This article highlights Meteora, a unique architectural, natural, and religious site located in Greece.
My first great trip was a month visiting Europe and Egypt after I finished my undergraduate degree. Let me tell you the months before the trip was filled with many moments of disbelief. I mean, I was going to visit Italy, Greece, and Egypt.
All those places were fundamental to the development of what we know today as Western society. I was going to visit the Coliseum, the Parthenon and the Great Pyramids. Those were reasons enough to get various episodes of goosebumps every day.
However, the trip was not all famous landmarks and huge tourist sites. There were some obscure places that not so many people know about. I guess the trip planners wanted to keep a balance between known and unknown, between bursting and sleepy. And thank God for those planners or at least to the person who had the great idea of adding to the schedule a stop near the town of Kalambaka in Greece.
Kalam-what? I said Ka-lam-ba-ka. This is a small town located in central Greece. But Kalambaka is just the getaway to the magical and surreal Meteora.
Meteora means “suspended rocks,” “suspended in the air” or “in the heavens above.” I know what you are thinking now. Judging by the meaning of the name, this place should be awesome!! And sure it is!
Imagine tons of sandstone pillar rocks popping up from the floor of a plain. Amazing rock formations emerging from the earth and rising to the sky. Even though the pillars are a wonderful sight, they by themselves do not make the area unique.
The interesting thing is that monks built monasteries above the rock pillars (some are 313 m – 1027 feet high). Unbelievable, right?
In the 1300s, a group of monks from Mount Athos (a peninsula in Macedonia, Greece, home of 20 Eastern Orthodox monasteries) arrived in Meteora. The caves and rock fissures were the perfect places to live without being disturbed by political upheavals that were taking place at the time. Later, a monk founded the great Meteoron monastery over a rock pillar. This granted clerics absolute control to the entrance of the monastery.
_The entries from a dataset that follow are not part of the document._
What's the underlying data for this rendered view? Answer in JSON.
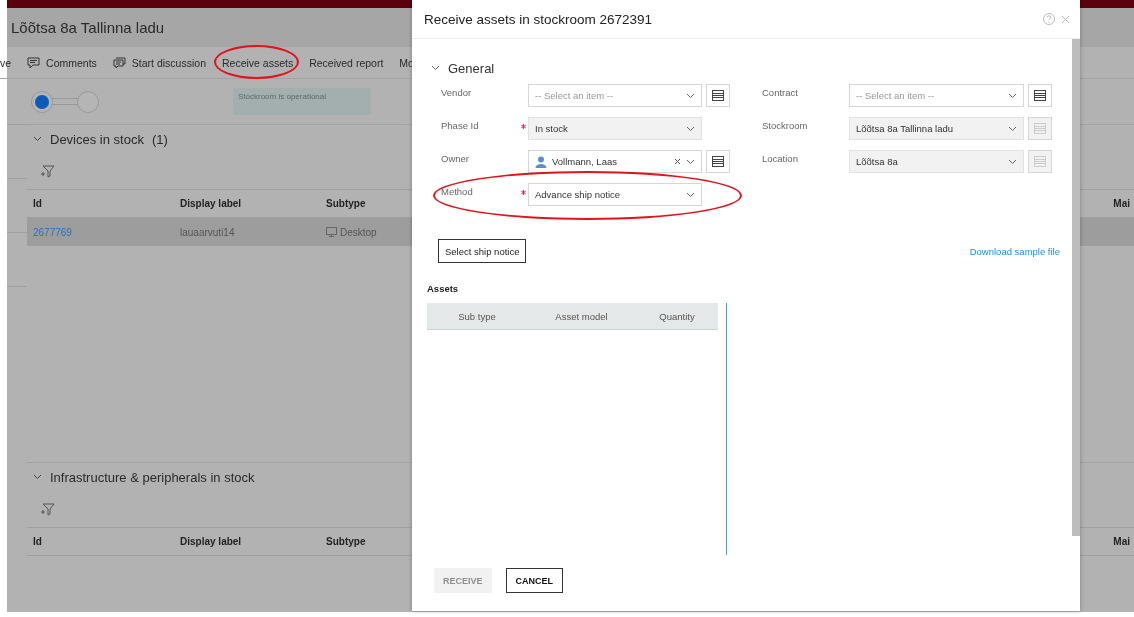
{
  "page": {
    "title": "Lõõtsa 8a Tallinna ladu",
    "toolbar": [
      {
        "label": "ve",
        "kind": "plain",
        "circled": false
      },
      {
        "label": "Comments",
        "kind": "comment",
        "circled": false
      },
      {
        "label": "Start discussion",
        "kind": "discussion",
        "circled": false
      },
      {
        "label": "Receive assets",
        "kind": "plain",
        "circled": true
      },
      {
        "label": "Received report",
        "kind": "plain",
        "circled": false
      },
      {
        "label": "Mo",
        "kind": "plain",
        "circled": false
      }
    ],
    "stepper": [
      {
        "selected": true
      },
      {
        "selected": false
      }
    ],
    "status_tooltip": "Stockroom is operational",
    "sections": [
      {
        "title": "Devices in stock",
        "count": "(1)",
        "columns": [
          "Id",
          "Display label",
          "Subtype"
        ],
        "last_column": "Mai",
        "rows": [
          {
            "selected": true,
            "cells": [
              {
                "text": "2677769",
                "kind": "link"
              },
              {
                "text": "lauaarvuti14",
                "kind": "text"
              },
              {
                "text": "Desktop",
                "kind": "device"
              }
            ]
          }
        ]
      },
      {
        "title": "Infrastructure & peripherals in stock",
        "columns": [
          "Id",
          "Display label",
          "Subtype"
        ],
        "last_column": "Mai"
      }
    ]
  },
  "dialog": {
    "title": "Receive assets in stockroom 2672391",
    "section": {
      "title": "General",
      "expanded": true
    },
    "fields_left": [
      {
        "label": "Vendor",
        "required": false,
        "placeholder": "-- Select an item --",
        "disabled": false,
        "lookup": true
      },
      {
        "label": "Phase Id",
        "required": true,
        "value": "In stock",
        "disabled": true,
        "lookup": false
      },
      {
        "label": "Owner",
        "required": false,
        "value": "Vollmann, Laas",
        "kind": "person",
        "clearable": true,
        "disabled": false,
        "lookup": true
      },
      {
        "label": "Method",
        "required": true,
        "value": "Advance ship notice",
        "disabled": false,
        "lookup": false,
        "circled": true
      }
    ],
    "fields_right": [
      {
        "label": "Contract",
        "required": false,
        "placeholder": "-- Select an item --",
        "disabled": false,
        "lookup": true
      },
      {
        "label": "Stockroom",
        "required": false,
        "value": "Lõõtsa 8a Tallinna ladu",
        "disabled": true,
        "lookup": true
      },
      {
        "label": "Location",
        "required": false,
        "value": "Lõõtsa 8a",
        "disabled": true,
        "lookup": true
      }
    ],
    "select_button": "Select ship notice",
    "download_link": "Download sample file",
    "assets": {
      "title": "Assets",
      "columns": [
        "Sub type",
        "Asset model",
        "Quantity"
      ]
    },
    "actions": [
      {
        "label": "RECEIVE",
        "disabled": true
      },
      {
        "label": "CANCEL",
        "disabled": false
      }
    ]
  }
}
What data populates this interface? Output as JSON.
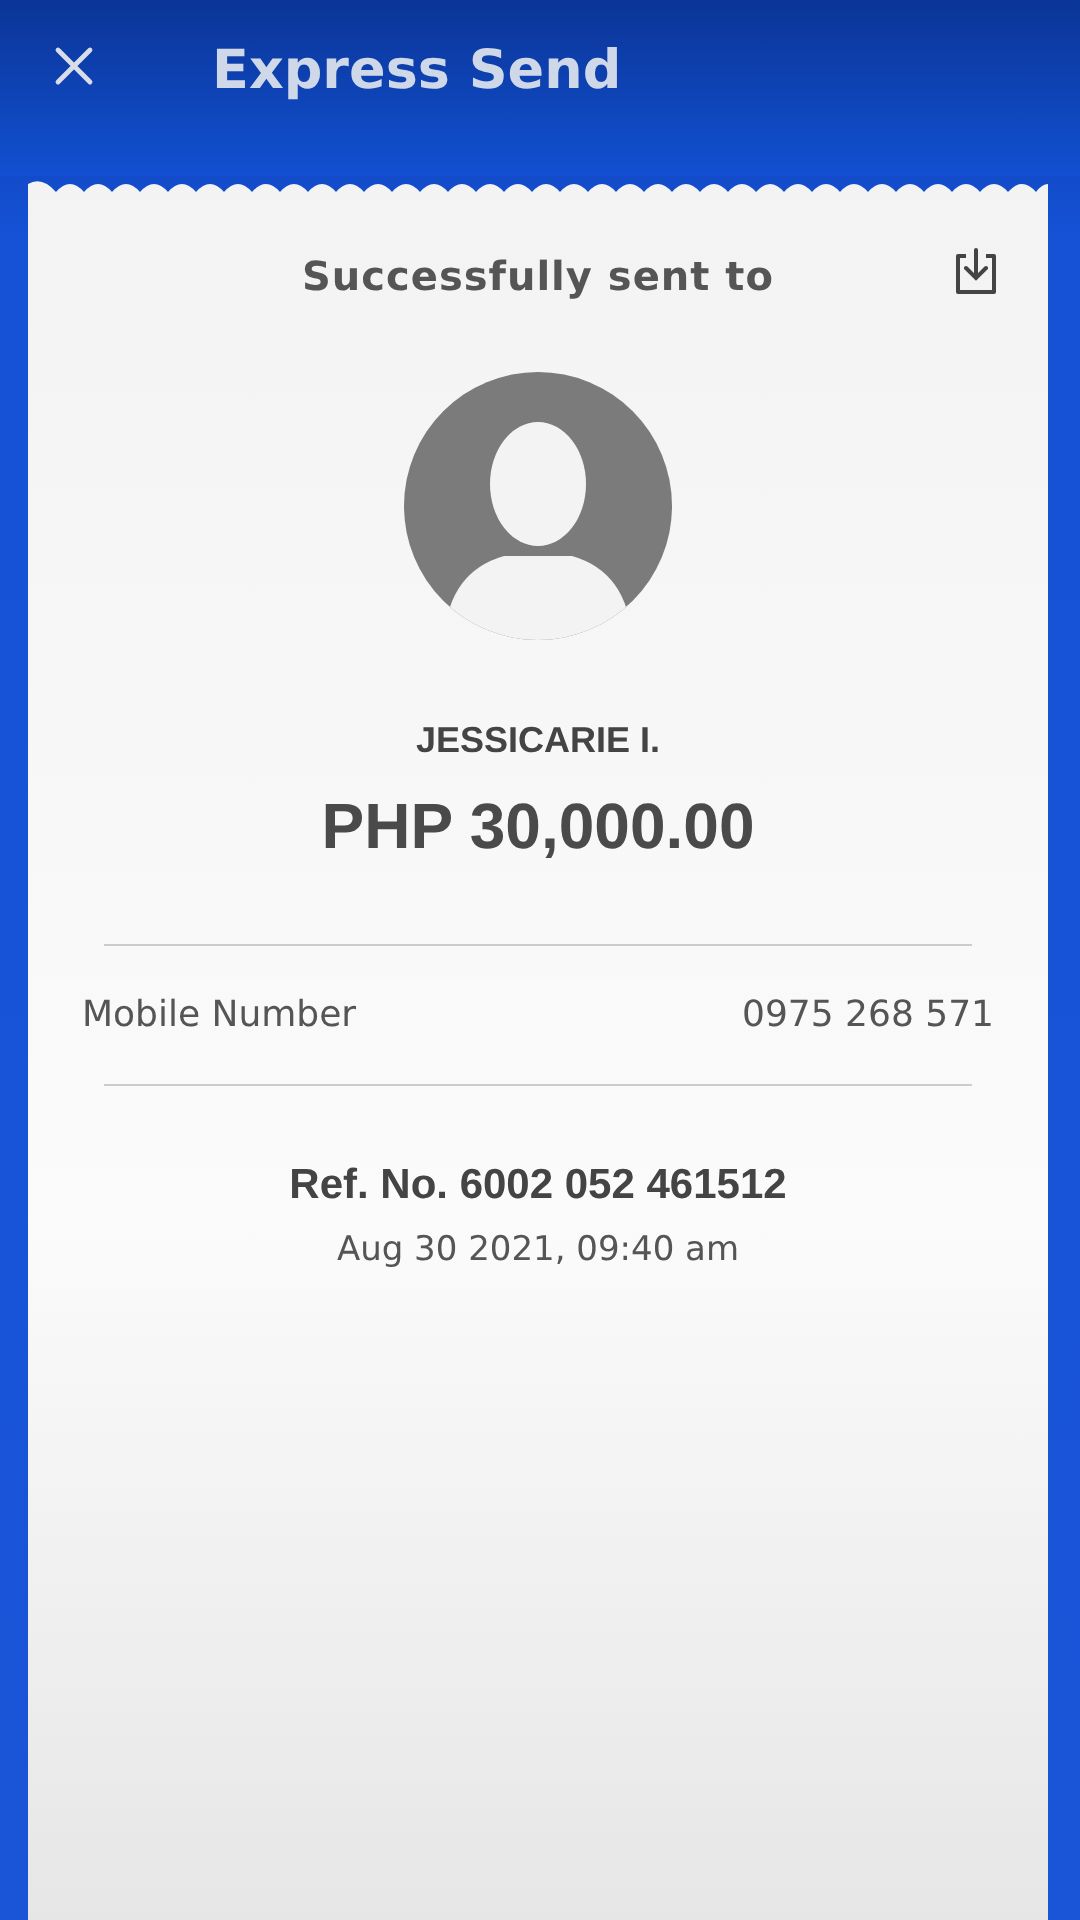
{
  "header": {
    "title": "Express Send"
  },
  "receipt": {
    "heading": "Successfully sent to",
    "recipient_name": "JESSICARIE I.",
    "amount": "PHP 30,000.00",
    "details": [
      {
        "label": "Mobile Number",
        "value": "0975 268 571"
      }
    ],
    "reference": "Ref. No. 6002 052 461512",
    "date": "Aug 30 2021, 09:40 am"
  }
}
During the 14th century, the Turkish occupation of Greece began to expand. The monks built more monasteries at the top of the pillars in order to attain refuge from the invaders. More than 20 monasteries were built. Today, only 6 remain.
You may be wondering how the monks got to the top of the rocks. Legend says the founder of the first monastery was carried by an eagle to the peak of the pillars. “More common” methods included long wooden ladders (retractable) and nets. Nets were hitched over a hook and hoisted up by rope and a hand-cranked windlass to winch towers overhanging the chasm.
Nowadays, 5 of the 6 monasteries are inhabited (less than 10 inhabitants per monastery). The monasteries can be visited today (each place charges a small fee).
So, if you want to be impressed, by all means, visit Meteora. The place has been declared a World Heritage Site (natural and cultural). Kalambaka and Kastraki are the main towns in the area. Buses to the towns are available from many cities (Athens, Thessaloniki). It is possible to approach the area by train. Make sure to enter the monasteries (there are beautifully painted).
A few years ago, I met a friend from Greece. He asked me if I have visited Greece. I said yes. “Where did you go?”, he asked. The first thing that came from my mouth was “Meteora”.
I was able to see how his eyes widened. He asked me: “How do you know?” I guess he wanted to know how I found out about the place. At that moment, I felt like I visited a secret plate that only Grecians know. I have to admit the splendor of Meteora took me by surprise. I still think about this place and wish to go back. See, those obscure places are not as obscure as we think. They shine with their own light. I guess we sometimes don’t see that light on this side of the world.
Have you visited Meteora?